==== Given records
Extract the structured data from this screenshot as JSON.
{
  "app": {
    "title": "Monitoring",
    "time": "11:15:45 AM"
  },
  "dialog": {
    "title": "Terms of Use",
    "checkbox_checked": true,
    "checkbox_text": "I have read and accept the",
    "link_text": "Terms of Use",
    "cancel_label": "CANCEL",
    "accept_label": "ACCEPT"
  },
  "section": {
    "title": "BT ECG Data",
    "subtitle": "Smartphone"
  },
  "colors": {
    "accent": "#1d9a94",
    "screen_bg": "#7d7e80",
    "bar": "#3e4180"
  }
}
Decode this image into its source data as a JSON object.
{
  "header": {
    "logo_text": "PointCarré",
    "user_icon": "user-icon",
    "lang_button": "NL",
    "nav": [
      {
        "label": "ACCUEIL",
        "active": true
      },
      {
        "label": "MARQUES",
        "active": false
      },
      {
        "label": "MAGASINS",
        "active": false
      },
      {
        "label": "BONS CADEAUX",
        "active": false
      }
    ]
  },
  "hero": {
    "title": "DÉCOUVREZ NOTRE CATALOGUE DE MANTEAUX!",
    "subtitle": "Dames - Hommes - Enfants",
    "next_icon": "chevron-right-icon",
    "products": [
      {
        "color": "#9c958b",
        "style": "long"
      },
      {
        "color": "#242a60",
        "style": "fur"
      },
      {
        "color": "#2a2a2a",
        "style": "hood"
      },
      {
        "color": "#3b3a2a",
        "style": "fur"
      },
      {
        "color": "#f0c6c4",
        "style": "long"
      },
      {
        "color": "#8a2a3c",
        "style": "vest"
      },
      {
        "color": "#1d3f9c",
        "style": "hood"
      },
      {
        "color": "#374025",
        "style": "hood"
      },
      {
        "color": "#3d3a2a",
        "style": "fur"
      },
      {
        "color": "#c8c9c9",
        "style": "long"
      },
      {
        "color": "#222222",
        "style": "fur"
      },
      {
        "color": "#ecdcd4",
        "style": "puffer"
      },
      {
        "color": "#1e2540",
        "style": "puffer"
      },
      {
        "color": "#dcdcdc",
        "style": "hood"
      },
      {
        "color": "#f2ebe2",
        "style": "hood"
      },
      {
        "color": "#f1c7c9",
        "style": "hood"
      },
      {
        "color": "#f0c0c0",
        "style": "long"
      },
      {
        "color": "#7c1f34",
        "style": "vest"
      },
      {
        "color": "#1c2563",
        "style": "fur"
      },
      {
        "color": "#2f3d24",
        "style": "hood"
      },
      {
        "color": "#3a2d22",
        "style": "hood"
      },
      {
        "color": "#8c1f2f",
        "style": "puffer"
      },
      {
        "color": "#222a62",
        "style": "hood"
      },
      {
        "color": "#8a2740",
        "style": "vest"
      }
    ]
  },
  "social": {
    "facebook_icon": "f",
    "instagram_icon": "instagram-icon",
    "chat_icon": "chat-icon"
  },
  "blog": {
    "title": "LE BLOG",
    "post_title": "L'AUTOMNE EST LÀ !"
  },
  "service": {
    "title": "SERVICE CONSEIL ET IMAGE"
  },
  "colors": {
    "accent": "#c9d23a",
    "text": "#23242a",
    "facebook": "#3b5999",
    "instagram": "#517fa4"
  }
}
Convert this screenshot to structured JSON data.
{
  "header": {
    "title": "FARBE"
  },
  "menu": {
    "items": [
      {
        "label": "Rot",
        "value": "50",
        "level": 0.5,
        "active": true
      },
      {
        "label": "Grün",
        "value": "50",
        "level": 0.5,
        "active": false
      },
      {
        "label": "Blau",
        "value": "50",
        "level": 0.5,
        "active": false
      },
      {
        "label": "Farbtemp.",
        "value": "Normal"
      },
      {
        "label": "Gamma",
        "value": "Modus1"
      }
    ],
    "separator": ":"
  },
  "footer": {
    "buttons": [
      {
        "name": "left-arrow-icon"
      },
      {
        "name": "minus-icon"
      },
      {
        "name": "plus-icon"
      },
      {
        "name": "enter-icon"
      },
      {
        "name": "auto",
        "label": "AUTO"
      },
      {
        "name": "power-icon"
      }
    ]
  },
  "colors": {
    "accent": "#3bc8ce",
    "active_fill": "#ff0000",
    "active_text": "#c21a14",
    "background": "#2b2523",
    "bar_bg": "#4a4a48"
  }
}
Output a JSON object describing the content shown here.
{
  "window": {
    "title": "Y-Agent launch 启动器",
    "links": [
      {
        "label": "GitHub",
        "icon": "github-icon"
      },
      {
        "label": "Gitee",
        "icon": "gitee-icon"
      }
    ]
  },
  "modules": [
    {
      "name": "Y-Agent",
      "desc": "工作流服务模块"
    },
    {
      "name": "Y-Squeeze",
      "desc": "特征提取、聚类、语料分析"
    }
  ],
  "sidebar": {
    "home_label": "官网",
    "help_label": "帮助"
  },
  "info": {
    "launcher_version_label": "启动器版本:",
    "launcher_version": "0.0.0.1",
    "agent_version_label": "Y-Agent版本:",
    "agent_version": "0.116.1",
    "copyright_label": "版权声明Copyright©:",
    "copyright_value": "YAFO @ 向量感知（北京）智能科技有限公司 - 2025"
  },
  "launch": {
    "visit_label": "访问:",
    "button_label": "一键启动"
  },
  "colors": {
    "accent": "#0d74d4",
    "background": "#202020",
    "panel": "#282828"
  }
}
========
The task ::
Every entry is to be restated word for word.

Answer to this task ::
Extract the structured data from this screenshot as JSON.
{
  "app": {
    "title": "Monitoring",
    "time": "11:15:45 AM"
  },
  "dialog": {
    "title": "Terms of Use",
    "checkbox_checked": true,
    "checkbox_text": "I have read and accept the",
    "link_text": "Terms of Use",
    "cancel_label": "CANCEL",
    "accept_label": "ACCEPT"
  },
  "section": {
    "title": "BT ECG Data",
    "subtitle": "Smartphone"
  },
  "colors": {
    "accent": "#1d9a94",
    "screen_bg": "#7d7e80",
    "bar": "#3e4180"
  }
}
Decode this image into its source data as a JSON object.
{
  "header": {
    "logo_text": "PointCarré",
    "user_icon": "user-icon",
    "lang_button": "NL",
    "nav": [
      {
        "label": "ACCUEIL",
        "active": true
      },
      {
        "label": "MARQUES",
        "active": false
      },
      {
        "label": "MAGASINS",
        "active": false
      },
      {
        "label": "BONS CADEAUX",
        "active": false
      }
    ]
  },
  "hero": {
    "title": "DÉCOUVREZ NOTRE CATALOGUE DE MANTEAUX!",
    "subtitle": "Dames - Hommes - Enfants",
    "next_icon": "chevron-right-icon",
    "products": [
      {
        "color": "#9c958b",
        "style": "long"
      },
      {
        "color": "#242a60",
        "style": "fur"
      },
      {
        "color": "#2a2a2a",
        "style": "hood"
      },
      {
        "color": "#3b3a2a",
        "style": "fur"
      },
      {
        "color": "#f0c6c4",
        "style": "long"
      },
      {
        "color": "#8a2a3c",
        "style": "vest"
      },
      {
        "color": "#1d3f9c",
        "style": "hood"
      },
      {
        "color": "#374025",
        "style": "hood"
      },
      {
        "color": "#3d3a2a",
        "style": "fur"
      },
      {
        "color": "#c8c9c9",
        "style": "long"
      },
      {
        "color": "#222222",
        "style": "fur"
      },
      {
        "color": "#ecdcd4",
        "style": "puffer"
      },
      {
        "color": "#1e2540",
        "style": "puffer"
      },
      {
        "color": "#dcdcdc",
        "style": "hood"
      },
      {
        "color": "#f2ebe2",
        "style": "hood"
      },
      {
        "color": "#f1c7c9",
        "style": "hood"
      },
      {
        "color": "#f0c0c0",
        "style": "long"
      },
      {
        "color": "#7c1f34",
        "style": "vest"
      },
      {
        "color": "#1c2563",
        "style": "fur"
      },
      {
        "color": "#2f3d24",
        "style": "hood"
      },
      {
        "color": "#3a2d22",
        "style": "hood"
      },
      {
        "color": "#8c1f2f",
        "style": "puffer"
      },
      {
        "color": "#222a62",
        "style": "hood"
      },
      {
        "color": "#8a2740",
        "style": "vest"
      }
    ]
  },
  "social": {
    "facebook_icon": "f",
    "instagram_icon": "instagram-icon",
    "chat_icon": "chat-icon"
  },
  "blog": {
    "title": "LE BLOG",
    "post_title": "L'AUTOMNE EST LÀ !"
  },
  "service": {
    "title": "SERVICE CONSEIL ET IMAGE"
  },
  "colors": {
    "accent": "#c9d23a",
    "text": "#23242a",
    "facebook": "#3b5999",
    "instagram": "#517fa4"
  }
}
Convert this screenshot to structured JSON data.
{
  "header": {
    "title": "FARBE"
  },
  "menu": {
    "items": [
      {
        "label": "Rot",
        "value": "50",
        "level": 0.5,
        "active": true
      },
      {
        "label": "Grün",
        "value": "50",
        "level": 0.5,
        "active": false
      },
      {
        "label": "Blau",
        "value": "50",
        "level": 0.5,
        "active": false
      },
      {
        "label": "Farbtemp.",
        "value": "Normal"
      },
      {
        "label": "Gamma",
        "value": "Modus1"
      }
    ],
    "separator": ":"
  },
  "footer": {
    "buttons": [
      {
        "name": "left-arrow-icon"
      },
      {
        "name": "minus-icon"
      },
      {
        "name": "plus-icon"
      },
      {
        "name": "enter-icon"
      },
      {
        "name": "auto",
        "label": "AUTO"
      },
      {
        "name": "power-icon"
      }
    ]
  },
  "colors": {
    "accent": "#3bc8ce",
    "active_fill": "#ff0000",
    "active_text": "#c21a14",
    "background": "#2b2523",
    "bar_bg": "#4a4a48"
  }
}
Output a JSON object describing the content shown here.
{
  "window": {
    "title": "Y-Agent launch 启动器",
    "links": [
      {
        "label": "GitHub",
        "icon": "github-icon"
      },
      {
        "label": "Gitee",
        "icon": "gitee-icon"
      }
    ]
  },
  "modules": [
    {
      "name": "Y-Agent",
      "desc": "工作流服务模块"
    },
    {
      "name": "Y-Squeeze",
      "desc": "特征提取、聚类、语料分析"
    }
  ],
  "sidebar": {
    "home_label": "官网",
    "help_label": "帮助"
  },
  "info": {
    "launcher_version_label": "启动器版本:",
    "launcher_version": "0.0.0.1",
    "agent_version_label": "Y-Agent版本:",
    "agent_version": "0.116.1",
    "copyright_label": "版权声明Copyright©:",
    "copyright_value": "YAFO @ 向量感知（北京）智能科技有限公司 - 2025"
  },
  "launch": {
    "visit_label": "访问:",
    "button_label": "一键启动"
  },
  "colors": {
    "accent": "#0d74d4",
    "background": "#202020",
    "panel": "#282828"
  }
}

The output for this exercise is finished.